- Data entries
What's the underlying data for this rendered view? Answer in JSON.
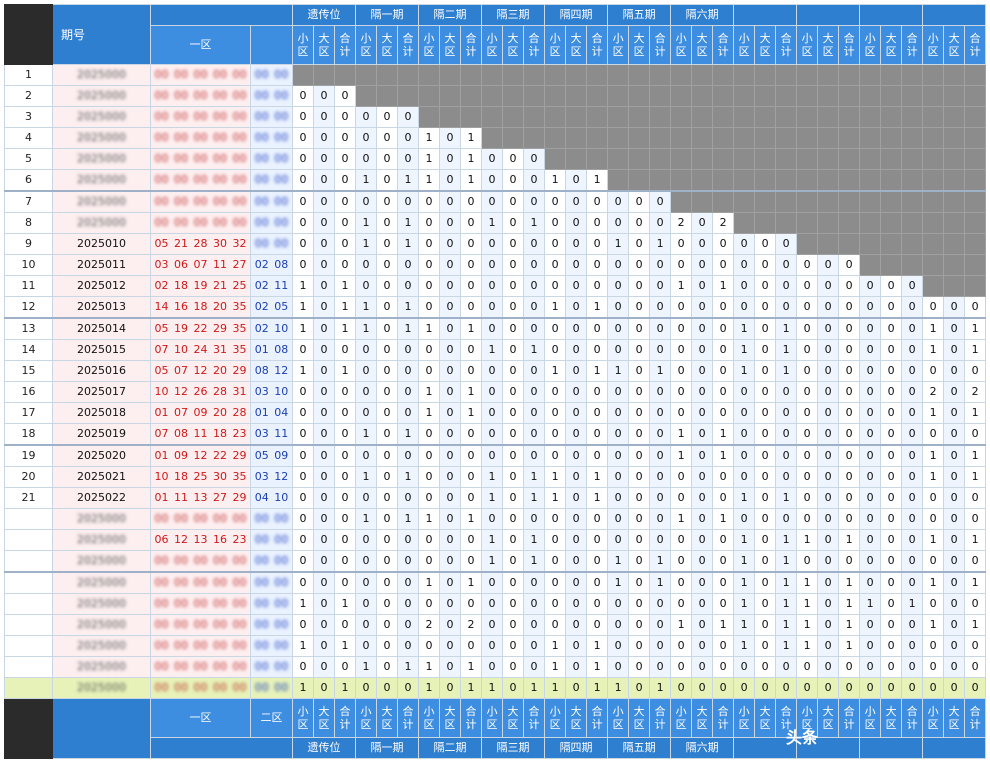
{
  "header": {
    "issue_label": "期号",
    "zone1_label": "一区",
    "zone2_label": "二区",
    "groups": [
      "遗传位",
      "隔一期",
      "隔二期",
      "隔三期",
      "隔四期",
      "隔五期",
      "隔六期",
      "",
      "",
      "",
      ""
    ],
    "sub_labels": [
      "小区",
      "大区",
      "合计"
    ]
  },
  "colors": {
    "header_blue": "#2f7fd0",
    "zone1_red": "#d01818",
    "zone2_blue": "#1a3fb0",
    "masked_gray": "#8c8c8c",
    "summary_row": "#e6f2b8"
  },
  "rows": [
    {
      "n": "1",
      "issue": "",
      "z1": "",
      "z2": "",
      "vals": "",
      "masked": true
    },
    {
      "n": "2",
      "issue": "",
      "z1": "",
      "z2": "",
      "vals": "000",
      "masked": true
    },
    {
      "n": "3",
      "issue": "",
      "z1": "",
      "z2": "",
      "vals": "000000",
      "masked": true
    },
    {
      "n": "4",
      "issue": "",
      "z1": "",
      "z2": "",
      "vals": "000000101",
      "masked": true
    },
    {
      "n": "5",
      "issue": "",
      "z1": "",
      "z2": "",
      "vals": "000000101000",
      "masked": true
    },
    {
      "n": "6",
      "issue": "",
      "z1": "",
      "z2": "",
      "vals": "000101101000101",
      "masked": true
    },
    {
      "n": "7",
      "issue": "",
      "z1": "",
      "z2": "",
      "vals": "000000000000000000",
      "masked": true
    },
    {
      "n": "8",
      "issue": "",
      "z1": "",
      "z2": "",
      "vals": "000101000101000000202",
      "masked": true
    },
    {
      "n": "9",
      "issue": "2025010",
      "z1": "05 21 28 30 32",
      "z2": "",
      "vals": "000101000000000101000000",
      "z2masked": true
    },
    {
      "n": "10",
      "issue": "2025011",
      "z1": "03 06 07 11 27",
      "z2": "02 08",
      "vals": "000000000000000000000000000"
    },
    {
      "n": "11",
      "issue": "2025012",
      "z1": "02 18 19 21 25",
      "z2": "02 11",
      "vals": "101000000000000000101000000000"
    },
    {
      "n": "12",
      "issue": "2025013",
      "z1": "14 16 18 20 35",
      "z2": "02 05",
      "vals": "101101000000101000000000000000000"
    },
    {
      "n": "13",
      "issue": "2025014",
      "z1": "05 19 22 29 35",
      "z2": "02 10",
      "vals": "101101101000000000000101000000101"
    },
    {
      "n": "14",
      "issue": "2025015",
      "z1": "07 10 24 31 35",
      "z2": "01 08",
      "vals": "000000000101000000000101000000101"
    },
    {
      "n": "15",
      "issue": "2025016",
      "z1": "05 07 12 20 29",
      "z2": "08 12",
      "vals": "101000000000101101000101000000000"
    },
    {
      "n": "16",
      "issue": "2025017",
      "z1": "10 12 26 28 31",
      "z2": "03 10",
      "vals": "000000101000000000000000000000202"
    },
    {
      "n": "17",
      "issue": "2025018",
      "z1": "01 07 09 20 28",
      "z2": "01 04",
      "vals": "000000101000000000000000000000101"
    },
    {
      "n": "18",
      "issue": "2025019",
      "z1": "07 08 11 18 23",
      "z2": "03 11",
      "vals": "000101000000000000101000000000000"
    },
    {
      "n": "19",
      "issue": "2025020",
      "z1": "01 09 12 22 29",
      "z2": "05 09",
      "vals": "000000000000000000101000000000101"
    },
    {
      "n": "20",
      "issue": "2025021",
      "z1": "10 18 25 30 35",
      "z2": "03 12",
      "vals": "000101000101101000000000000000101"
    },
    {
      "n": "21",
      "issue": "2025022",
      "z1": "01 11 13 27 29",
      "z2": "04 10",
      "vals": "000000000101101000000101000000000"
    },
    {
      "n": "",
      "issue": "",
      "z1": "",
      "z2": "",
      "vals": "000101101000000000101000000000000",
      "blur": true
    },
    {
      "n": "",
      "issue": "",
      "z1": "06 12 13 16 23",
      "z2": "",
      "vals": "000000000101000000000101101000101",
      "blur": true
    },
    {
      "n": "",
      "issue": "",
      "z1": "",
      "z2": "",
      "vals": "000000000101000101000101000000000",
      "blur": true
    },
    {
      "n": "",
      "issue": "",
      "z1": "",
      "z2": "",
      "vals": "000000101000000101000101101000101",
      "blur": true
    },
    {
      "n": "",
      "issue": "",
      "z1": "",
      "z2": "",
      "vals": "101000000000000000000101101101000",
      "blur": true
    },
    {
      "n": "",
      "issue": "",
      "z1": "",
      "z2": "",
      "vals": "000000202000000000101101101000101",
      "blur": true
    },
    {
      "n": "",
      "issue": "",
      "z1": "",
      "z2": "",
      "vals": "101000000000101000000101101000000",
      "blur": true
    },
    {
      "n": "",
      "issue": "",
      "z1": "",
      "z2": "",
      "vals": "000101101000101000000000000000000",
      "blur": true
    },
    {
      "n": "",
      "issue": "",
      "z1": "",
      "z2": "",
      "vals": "101000101101101101000000000000000",
      "blur": true,
      "summary": true
    }
  ],
  "footer": {
    "watermark": "头条"
  }
}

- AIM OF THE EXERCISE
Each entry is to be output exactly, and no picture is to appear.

- OUTPUT BELOW
What's the underlying data for this rendered view? Answer in JSON.
{
  "header": {
    "issue_label": "期号",
    "zone1_label": "一区",
    "zone2_label": "二区",
    "groups": [
      "遗传位",
      "隔一期",
      "隔二期",
      "隔三期",
      "隔四期",
      "隔五期",
      "隔六期",
      "",
      "",
      "",
      ""
    ],
    "sub_labels": [
      "小区",
      "大区",
      "合计"
    ]
  },
  "colors": {
    "header_blue": "#2f7fd0",
    "zone1_red": "#d01818",
    "zone2_blue": "#1a3fb0",
    "masked_gray": "#8c8c8c",
    "summary_row": "#e6f2b8"
  },
  "rows": [
    {
      "n": "1",
      "issue": "",
      "z1": "",
      "z2": "",
      "vals": "",
      "masked": true
    },
    {
      "n": "2",
      "issue": "",
      "z1": "",
      "z2": "",
      "vals": "000",
      "masked": true
    },
    {
      "n": "3",
      "issue": "",
      "z1": "",
      "z2": "",
      "vals": "000000",
      "masked": true
    },
    {
      "n": "4",
      "issue": "",
      "z1": "",
      "z2": "",
      "vals": "000000101",
      "masked": true
    },
    {
      "n": "5",
      "issue": "",
      "z1": "",
      "z2": "",
      "vals": "000000101000",
      "masked": true
    },
    {
      "n": "6",
      "issue": "",
      "z1": "",
      "z2": "",
      "vals": "000101101000101",
      "masked": true
    },
    {
      "n": "7",
      "issue": "",
      "z1": "",
      "z2": "",
      "vals": "000000000000000000",
      "masked": true
    },
    {
      "n": "8",
      "issue": "",
      "z1": "",
      "z2": "",
      "vals": "000101000101000000202",
      "masked": true
    },
    {
      "n": "9",
      "issue": "2025010",
      "z1": "05 21 28 30 32",
      "z2": "",
      "vals": "000101000000000101000000",
      "z2masked": true
    },
    {
      "n": "10",
      "issue": "2025011",
      "z1": "03 06 07 11 27",
      "z2": "02 08",
      "vals": "000000000000000000000000000"
    },
    {
      "n": "11",
      "issue": "2025012",
      "z1": "02 18 19 21 25",
      "z2": "02 11",
      "vals": "101000000000000000101000000000"
    },
    {
      "n": "12",
      "issue": "2025013",
      "z1": "14 16 18 20 35",
      "z2": "02 05",
      "vals": "101101000000101000000000000000000"
    },
    {
      "n": "13",
      "issue": "2025014",
      "z1": "05 19 22 29 35",
      "z2": "02 10",
      "vals": "101101101000000000000101000000101"
    },
    {
      "n": "14",
      "issue": "2025015",
      "z1": "07 10 24 31 35",
      "z2": "01 08",
      "vals": "000000000101000000000101000000101"
    },
    {
      "n": "15",
      "issue": "2025016",
      "z1": "05 07 12 20 29",
      "z2": "08 12",
      "vals": "101000000000101101000101000000000"
    },
    {
      "n": "16",
      "issue": "2025017",
      "z1": "10 12 26 28 31",
      "z2": "03 10",
      "vals": "000000101000000000000000000000202"
    },
    {
      "n": "17",
      "issue": "2025018",
      "z1": "01 07 09 20 28",
      "z2": "01 04",
      "vals": "000000101000000000000000000000101"
    },
    {
      "n": "18",
      "issue": "2025019",
      "z1": "07 08 11 18 23",
      "z2": "03 11",
      "vals": "000101000000000000101000000000000"
    },
    {
      "n": "19",
      "issue": "2025020",
      "z1": "01 09 12 22 29",
      "z2": "05 09",
      "vals": "000000000000000000101000000000101"
    },
    {
      "n": "20",
      "issue": "2025021",
      "z1": "10 18 25 30 35",
      "z2": "03 12",
      "vals": "000101000101101000000000000000101"
    },
    {
      "n": "21",
      "issue": "2025022",
      "z1": "01 11 13 27 29",
      "z2": "04 10",
      "vals": "000000000101101000000101000000000"
    },
    {
      "n": "",
      "issue": "",
      "z1": "",
      "z2": "",
      "vals": "000101101000000000101000000000000",
      "blur": true
    },
    {
      "n": "",
      "issue": "",
      "z1": "06 12 13 16 23",
      "z2": "",
      "vals": "000000000101000000000101101000101",
      "blur": true
    },
    {
      "n": "",
      "issue": "",
      "z1": "",
      "z2": "",
      "vals": "000000000101000101000101000000000",
      "blur": true
    },
    {
      "n": "",
      "issue": "",
      "z1": "",
      "z2": "",
      "vals": "000000101000000101000101101000101",
      "blur": true
    },
    {
      "n": "",
      "issue": "",
      "z1": "",
      "z2": "",
      "vals": "101000000000000000000101101101000",
      "blur": true
    },
    {
      "n": "",
      "issue": "",
      "z1": "",
      "z2": "",
      "vals": "000000202000000000101101101000101",
      "blur": true
    },
    {
      "n": "",
      "issue": "",
      "z1": "",
      "z2": "",
      "vals": "101000000000101000000101101000000",
      "blur": true
    },
    {
      "n": "",
      "issue": "",
      "z1": "",
      "z2": "",
      "vals": "000101101000101000000000000000000",
      "blur": true
    },
    {
      "n": "",
      "issue": "",
      "z1": "",
      "z2": "",
      "vals": "101000101101101101000000000000000",
      "blur": true,
      "summary": true
    }
  ],
  "footer": {
    "watermark": "头条"
  }
}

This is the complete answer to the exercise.